In late October 2014, as the Ebola outbreak raged on, three little girls, ages 5 to 10 lost their only parent. Little did anyone know that the 10 year-old was a recent victim of FGM (female genital mutilation) before she lost her mother.
“They cut me and put a leaf there,” she stated in a previous article titled ‘They cut it and put a leaf there’ published on June 25, 2014.
There’s hope after all
Blessing has become everything for her two sisters. Though they stay home more often instead of walking around hoping for sympathetic gestures or handouts as before, they still yearn for something.
“Right now we need to go to school and start doing what we used to do when mama was alive. It doesn’t feel right being on this earth without our mother, but people have been telling us that our lives have to go on,” said Blessing.
Blessing’s 5-year-old niece, who was abandoned by her parents and raised by Blessing’s mother before her death, has a skin condition that needs serious medical attention.
“I have itch all over my skin, and only my grandma knew the medicine to make it go away. I miss her,” the friendly child whispered.
Blessing not only has to make sure that her sisters stay in line and follow the rules where they now find themselves living, but she also has to remind them constantly where their mother really is.

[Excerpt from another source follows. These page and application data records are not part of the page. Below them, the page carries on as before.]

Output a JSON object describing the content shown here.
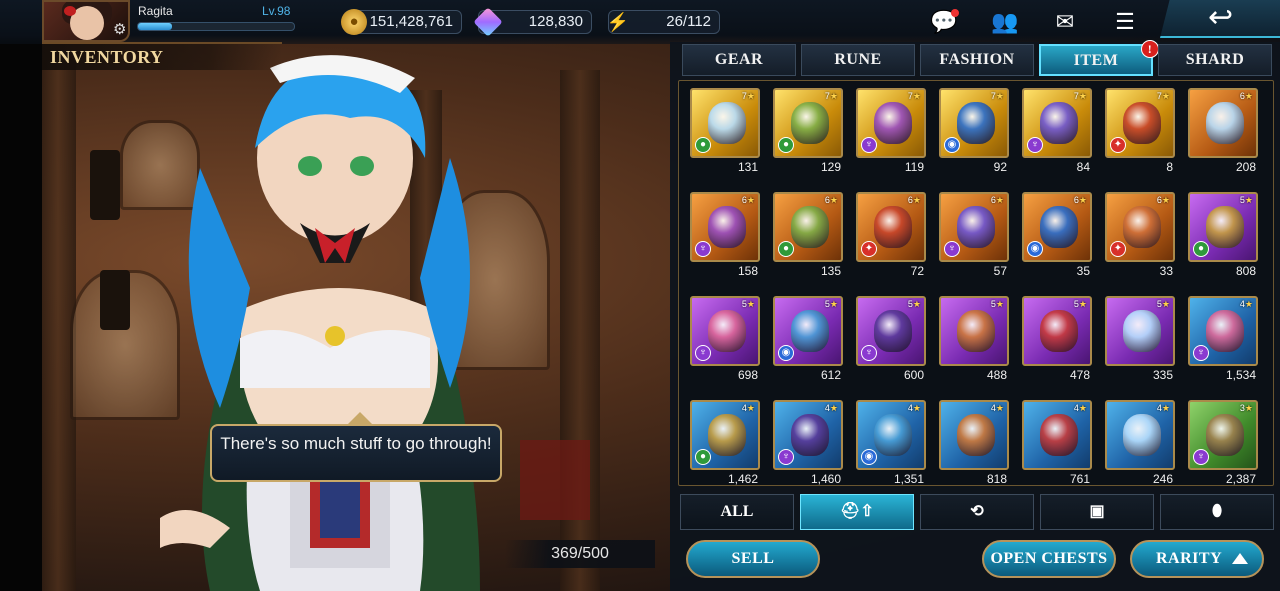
{
  "player": {
    "name": "Ragita",
    "level": "Lv.98",
    "exp_fraction": 0.22
  },
  "resources": {
    "gold": "151,428,761",
    "gems": "128,830",
    "energy": "26/112"
  },
  "screen_title": "INVENTORY",
  "dialogue": "There's so much stuff to go through!",
  "inventory_count": "369/500",
  "tabs": [
    {
      "label": "GEAR"
    },
    {
      "label": "RUNE"
    },
    {
      "label": "FASHION"
    },
    {
      "label": "ITEM",
      "alert": "!"
    },
    {
      "label": "SHARD"
    }
  ],
  "active_tab": "ITEM",
  "items": [
    {
      "stars": "7",
      "qty": "131",
      "rarity": "r7",
      "element": "green",
      "art": "#b8e0ff"
    },
    {
      "stars": "7",
      "qty": "129",
      "rarity": "r7",
      "element": "green",
      "art": "#7fb04a"
    },
    {
      "stars": "7",
      "qty": "119",
      "rarity": "r7",
      "element": "purple",
      "art": "#9a4fc4"
    },
    {
      "stars": "7",
      "qty": "92",
      "rarity": "r7",
      "element": "blue",
      "art": "#2b6fd0"
    },
    {
      "stars": "7",
      "qty": "84",
      "rarity": "r7",
      "element": "purple",
      "art": "#6f58d8"
    },
    {
      "stars": "7",
      "qty": "8",
      "rarity": "r7",
      "element": "red",
      "art": "#c8452b"
    },
    {
      "stars": "6",
      "qty": "208",
      "rarity": "r6",
      "element": "none",
      "art": "#b8e0ff"
    },
    {
      "stars": "6",
      "qty": "158",
      "rarity": "r6",
      "element": "purple",
      "art": "#9a4fc4"
    },
    {
      "stars": "6",
      "qty": "135",
      "rarity": "r6",
      "element": "green",
      "art": "#7fb04a"
    },
    {
      "stars": "6",
      "qty": "72",
      "rarity": "r6",
      "element": "red",
      "art": "#c8452b"
    },
    {
      "stars": "6",
      "qty": "57",
      "rarity": "r6",
      "element": "purple",
      "art": "#6f58d8"
    },
    {
      "stars": "6",
      "qty": "35",
      "rarity": "r6",
      "element": "blue",
      "art": "#2b6fd0"
    },
    {
      "stars": "6",
      "qty": "33",
      "rarity": "r6",
      "element": "red",
      "art": "#d0703a"
    },
    {
      "stars": "5",
      "qty": "808",
      "rarity": "r5",
      "element": "green",
      "art": "#c8a040"
    },
    {
      "stars": "5",
      "qty": "698",
      "rarity": "r5",
      "element": "purple",
      "art": "#e06a9a"
    },
    {
      "stars": "5",
      "qty": "612",
      "rarity": "r5",
      "element": "blue",
      "art": "#4aa0d8"
    },
    {
      "stars": "5",
      "qty": "600",
      "rarity": "r5",
      "element": "purple",
      "art": "#5a3a9a"
    },
    {
      "stars": "5",
      "qty": "488",
      "rarity": "r5",
      "element": "none",
      "art": "#d07a3a"
    },
    {
      "stars": "5",
      "qty": "478",
      "rarity": "r5",
      "element": "none",
      "art": "#c83a3a"
    },
    {
      "stars": "5",
      "qty": "335",
      "rarity": "r5",
      "element": "none",
      "art": "#b8e0ff"
    },
    {
      "stars": "4",
      "qty": "1,534",
      "rarity": "r4",
      "element": "purple",
      "art": "#e06a9a"
    },
    {
      "stars": "4",
      "qty": "1,462",
      "rarity": "r4",
      "element": "green",
      "art": "#c8a040"
    },
    {
      "stars": "4",
      "qty": "1,460",
      "rarity": "r4",
      "element": "purple",
      "art": "#5a3a9a"
    },
    {
      "stars": "4",
      "qty": "1,351",
      "rarity": "r4",
      "element": "blue",
      "art": "#4aa0d8"
    },
    {
      "stars": "4",
      "qty": "818",
      "rarity": "r4",
      "element": "none",
      "art": "#d07a3a"
    },
    {
      "stars": "4",
      "qty": "761",
      "rarity": "r4",
      "element": "none",
      "art": "#c83a3a"
    },
    {
      "stars": "4",
      "qty": "246",
      "rarity": "r4",
      "element": "none",
      "art": "#b8e0ff"
    },
    {
      "stars": "3",
      "qty": "2,387",
      "rarity": "r3",
      "element": "purple",
      "art": "#a08050"
    }
  ],
  "filters": [
    {
      "label": "ALL",
      "icon": ""
    },
    {
      "label": "",
      "icon": "helmet-upgrade-icon"
    },
    {
      "label": "",
      "icon": "potion-cycle-icon"
    },
    {
      "label": "",
      "icon": "chest-icon"
    },
    {
      "label": "",
      "icon": "pouch-icon"
    }
  ],
  "active_filter": 1,
  "buttons": {
    "sell": "SELL",
    "open_chests": "OPEN CHESTS",
    "rarity": "RARITY"
  },
  "colors": {
    "accent": "#2ab4d6",
    "gold_border": "#b6935a",
    "alert": "#d8201d"
  }
}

“My sisters remember seeing our mother’s body lying on the ground right after she passed away, but they still like to ask me where she is. I tell them that she’s in heaven with God. It’s easier to accept that mama is gone knowing that she’s with God,” added Blessing.
Blessing, who says she learned a lot from the Sande bush when she was taken there, now depends on the skills she learned while in the hands of the Zoes.
“They taught me how to be clean, cook and some other things that I am able to use to help my family. I’m still frightened of walking alone and being sent back to the Sande bush, but glad that I learned those things while in there,” she added.
Meanwhile, now that school is said to be opening, Blessing and her two siblings have no plans of going. It is not because of lack of funds or sponsorship to go, but because they say they have never really been to school.
“I went for a couple of years but stopped going in the past three years because of my mom. She didn’t make enough money from selling doughnuts and other things. So, school for me is not important now, unless maybe someone is willing to help us go,” Blessing said.
Where there’s a will, there’s a way
Meanwhile, the three children have started taking life a little simpler. Instead of moping around about losing their mother, they visit other orphaned children in the communities to sympathize with them.
“Ebola is still here and we keep ourselves safe, but sometimes I just like to see the faces of other children who went through what we have suffered. And I tell them my story and we shed tears together,” Blessing added,” I know that my mother misses us, and I miss her a lot too. I just want to let other children know that we have to be strong,” she added.
Blessing has accepted that change will one day come, and though she has been asked to move to another location with her teenage sister, she says change has to come.
“My sister says I need to move away from here so I won’t be reminded of my past. I was kidnapped here and also lost my mother here and she’s afraid other bad things could happen to me if I remain here,” she said.” I just worry for the two smaller ones, they’re gradually forgetting our mom, but through me they are reminded that something special brought us here,” she says.
Blessing’s sister, Vivian, has already prepared to take her to another location in Liberia and has promised to wait for whatever assistance that could be rendered to the child before she goes.
“Yes, I want to see help come for Blessing because I don’t have it. But the way I see things happening, Blessing needs to get away from this place so she can come to herself. She’s not okay,” added Vivian.